Committee:

R. Guy Riefler, PhD (Advisor); Natalie Kruse Daniels, PhD (Committee Member); Ben Stuart, PhD (Committee Member); Eung-Seok Lee, PhD (Committee Member); Aaron Jennings, PhD (Committee Member); Gayle Mitchell, PhD (Committee Member)

Subjects:

Civil Engineering; Environmental Engineering; Sustainability

Keywords:

Acid mine drainage; AMD; steel slag leach beds; electrolysis; pigment recovery; sustainability assessment; multi-criteria decision analysis; PHREEQC; geochemical modeling

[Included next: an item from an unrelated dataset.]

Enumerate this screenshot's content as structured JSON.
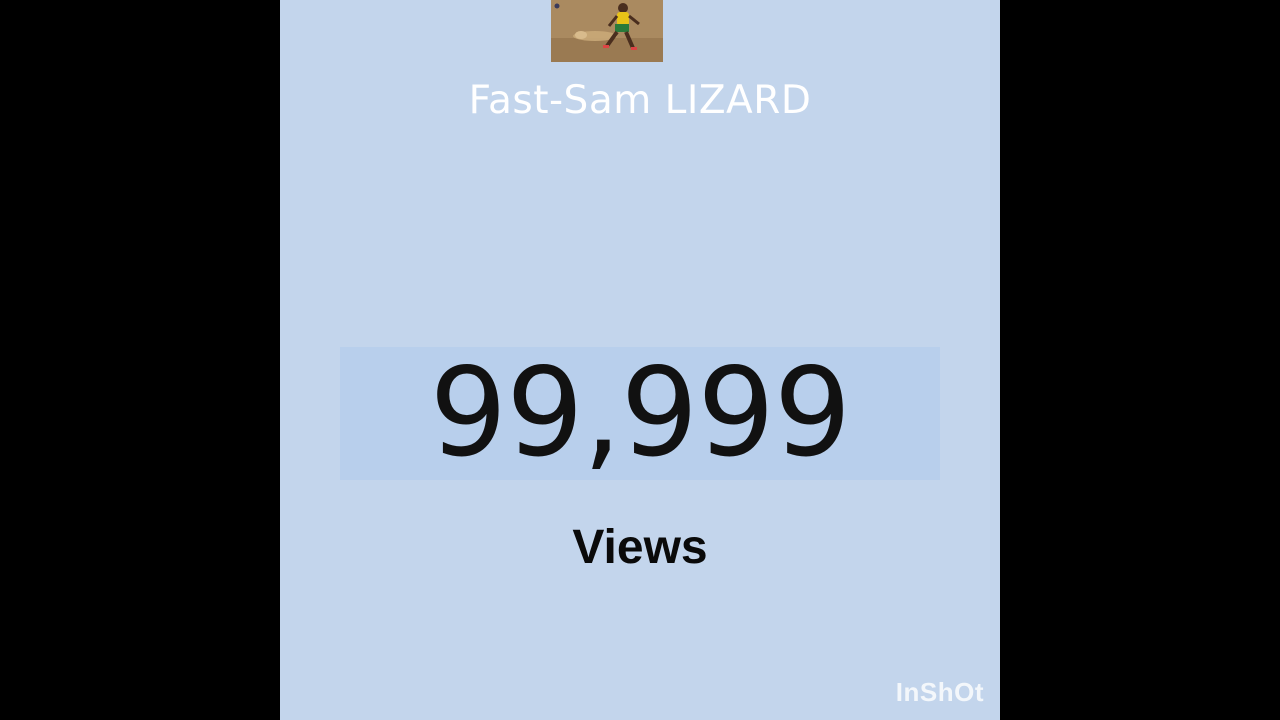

Schleich, Katharine L.Geochemical Modeling of Processes Affecting Water and Sediment Chemistry and their Relationship to Biological Recovery in an Acid Mine Drainage Remediated Stream
Master of Science (MS), Ohio University, 2014, Geological Sciences (Arts and Sciences)
The Hewett Fork watershed in Southeastern Ohio is impacted by AMD from the AS-14 mine complex in Carbondale, Ohio. In attempts to remediate the stream, the water is being treated with continuous alkaline input from a calcium oxide doser. While the section of watershed furthest downstream from the doser is showing signs of recovery, the water chemistry and aquatic life near the doser are still impacted. The objectives of this study are to evaluate the alkalinity and acidity budgets of the main stem of the stream and examine and model the chemistry of main stem and the tributaries of Hewett Fork. By examining the inputs of tributaries into the main stem, the project aims to understand processes occurring during remediation throughout the entire stream system. Chemical analysis of water and sediment samples, XRD identification of minerals, and geochemical modeling using the PHREEQCI program have been applied to understand the chemical processes happening in the Hewett Fork watershed. Results show that the minerals ferrihydrite, goethite, calcite, diaspore, gibbsite, and gypsum form when the acidic waters mix with CaO in equilibrium with CO2 and O2 in the air, transferring the contaminants from the water to the sediments. While these processes contribute to improvements in water chemistry, the precipitation and deposition of metals inhibits biological recovery downstream of the doser. When examining the recovery of an acid mine drainage remediated stream, the inputs of contaminants, the transport of sediments, and the complex reactions between the water and sediments need to be considered together to understand how the variations in stream chemistry affect the biology of the stream.

Committee:

Dina Lopez (Advisor); Natalie Kruse (Committee Member); Elizabeth Gierlowski-Kordesch (Committee Member)

Subjects:

Environmental Geology; Geochemistry

Keywords:

acid mine drainage; AMD; Hewett Fork; remediation; geochemical modeling; PHREEQCI; sediment mineralogy